Regional Immunity and Immunologic Microenvironments
The concept that many organs and tissue sites possess modifications to the classic immune response arc is called regional immunity. Regional immunity can affect all 3 phases of the response arc—afferent, processing, and effector. Regional differences in immune response occur because of differences in the immunologic microenvironments of various tissue sites. These regional differences can occur down to the level of specific locations within and around the eye (Table 3-1), such as the
cornea and sclera
anterior chamber, anterior uvea (iris and ciliary body), and vitreous
retina, retinal pigment epithelium (RPE), and choriocapillaris

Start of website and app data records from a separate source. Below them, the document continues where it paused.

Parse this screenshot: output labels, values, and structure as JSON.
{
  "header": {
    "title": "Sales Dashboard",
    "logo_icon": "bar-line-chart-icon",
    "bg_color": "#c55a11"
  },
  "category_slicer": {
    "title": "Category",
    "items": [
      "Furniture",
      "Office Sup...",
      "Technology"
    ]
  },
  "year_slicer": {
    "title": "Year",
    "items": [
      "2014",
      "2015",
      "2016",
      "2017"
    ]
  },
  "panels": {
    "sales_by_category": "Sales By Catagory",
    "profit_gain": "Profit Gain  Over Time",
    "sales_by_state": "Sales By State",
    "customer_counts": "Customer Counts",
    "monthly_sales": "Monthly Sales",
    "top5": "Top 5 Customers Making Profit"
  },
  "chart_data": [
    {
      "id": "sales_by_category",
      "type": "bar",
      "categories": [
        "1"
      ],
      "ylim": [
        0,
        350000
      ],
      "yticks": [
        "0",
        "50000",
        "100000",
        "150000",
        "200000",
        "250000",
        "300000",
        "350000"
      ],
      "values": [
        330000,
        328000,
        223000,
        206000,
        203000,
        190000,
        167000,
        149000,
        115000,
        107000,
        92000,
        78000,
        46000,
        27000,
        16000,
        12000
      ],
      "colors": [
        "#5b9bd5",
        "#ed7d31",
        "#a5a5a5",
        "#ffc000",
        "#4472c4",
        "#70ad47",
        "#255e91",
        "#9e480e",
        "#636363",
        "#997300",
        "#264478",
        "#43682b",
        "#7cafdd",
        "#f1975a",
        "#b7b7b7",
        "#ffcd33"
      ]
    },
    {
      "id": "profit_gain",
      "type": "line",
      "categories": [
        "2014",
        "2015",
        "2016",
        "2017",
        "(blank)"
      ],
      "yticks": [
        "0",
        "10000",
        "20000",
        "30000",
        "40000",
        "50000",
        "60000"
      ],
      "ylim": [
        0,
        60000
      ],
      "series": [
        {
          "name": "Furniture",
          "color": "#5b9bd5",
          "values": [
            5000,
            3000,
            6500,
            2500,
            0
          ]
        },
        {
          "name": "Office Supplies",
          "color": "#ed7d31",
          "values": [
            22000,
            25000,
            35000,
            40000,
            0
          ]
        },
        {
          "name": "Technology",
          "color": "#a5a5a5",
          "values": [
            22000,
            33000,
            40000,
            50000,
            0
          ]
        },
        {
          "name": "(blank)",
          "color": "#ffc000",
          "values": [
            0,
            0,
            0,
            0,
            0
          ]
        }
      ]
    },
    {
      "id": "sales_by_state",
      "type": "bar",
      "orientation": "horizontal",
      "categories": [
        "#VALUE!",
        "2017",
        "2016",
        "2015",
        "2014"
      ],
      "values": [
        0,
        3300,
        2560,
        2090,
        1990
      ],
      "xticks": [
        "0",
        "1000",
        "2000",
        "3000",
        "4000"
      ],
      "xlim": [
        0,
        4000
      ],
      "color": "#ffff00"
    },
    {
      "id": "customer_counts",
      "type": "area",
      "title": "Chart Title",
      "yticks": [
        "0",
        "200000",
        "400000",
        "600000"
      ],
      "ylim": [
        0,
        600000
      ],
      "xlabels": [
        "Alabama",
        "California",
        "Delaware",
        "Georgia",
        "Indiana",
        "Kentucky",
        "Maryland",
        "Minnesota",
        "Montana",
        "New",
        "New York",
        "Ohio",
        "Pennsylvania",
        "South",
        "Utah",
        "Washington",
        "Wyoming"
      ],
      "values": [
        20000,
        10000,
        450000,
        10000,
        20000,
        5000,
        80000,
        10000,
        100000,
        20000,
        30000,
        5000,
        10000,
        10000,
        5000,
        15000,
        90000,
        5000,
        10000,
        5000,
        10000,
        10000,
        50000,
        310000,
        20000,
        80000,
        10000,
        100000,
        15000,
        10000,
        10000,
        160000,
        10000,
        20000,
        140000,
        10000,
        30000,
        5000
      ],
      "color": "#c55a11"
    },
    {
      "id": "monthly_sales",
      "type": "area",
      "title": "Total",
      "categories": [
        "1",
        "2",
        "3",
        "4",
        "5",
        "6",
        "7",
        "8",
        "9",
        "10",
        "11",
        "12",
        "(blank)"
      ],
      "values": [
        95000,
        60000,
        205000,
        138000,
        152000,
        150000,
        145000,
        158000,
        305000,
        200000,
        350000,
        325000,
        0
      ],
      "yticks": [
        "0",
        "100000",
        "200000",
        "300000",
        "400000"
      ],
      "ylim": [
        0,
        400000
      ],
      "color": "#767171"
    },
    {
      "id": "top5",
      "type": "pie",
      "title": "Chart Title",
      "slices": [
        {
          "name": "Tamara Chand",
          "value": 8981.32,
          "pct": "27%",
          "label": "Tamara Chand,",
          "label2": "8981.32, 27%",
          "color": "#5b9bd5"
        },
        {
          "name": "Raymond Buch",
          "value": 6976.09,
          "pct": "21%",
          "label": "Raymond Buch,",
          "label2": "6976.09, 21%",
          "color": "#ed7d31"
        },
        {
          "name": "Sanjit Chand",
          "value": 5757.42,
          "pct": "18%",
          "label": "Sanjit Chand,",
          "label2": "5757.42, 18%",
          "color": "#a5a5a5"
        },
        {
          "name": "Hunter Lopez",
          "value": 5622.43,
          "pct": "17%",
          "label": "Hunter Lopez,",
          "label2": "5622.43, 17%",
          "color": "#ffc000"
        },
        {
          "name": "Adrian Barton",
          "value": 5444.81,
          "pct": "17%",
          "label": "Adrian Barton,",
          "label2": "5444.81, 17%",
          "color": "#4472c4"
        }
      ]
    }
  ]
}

A unique feature of the microenvironment of the eye is termed the ocular immune privilege. The term was introduced in 1940s by the finding that foreign antigen introduction to the anterior chamber did not elicit inflammatory response. Immune privilege is thought to be an evolutionary adaptation to protect vital structures. Traditionally, central nervous system, eyes, and testicles are considered immune-privileged organs.
Table 3-1 Comparison of Immune Microenvironments in Various Normal Ocular Sites
Excerpted from BCSC 2020-2021 series: Section 9 - Uveitis and Ocular Inflammation. For more information and to purchase the entire series, please visit https://www.aao.org/bcsc.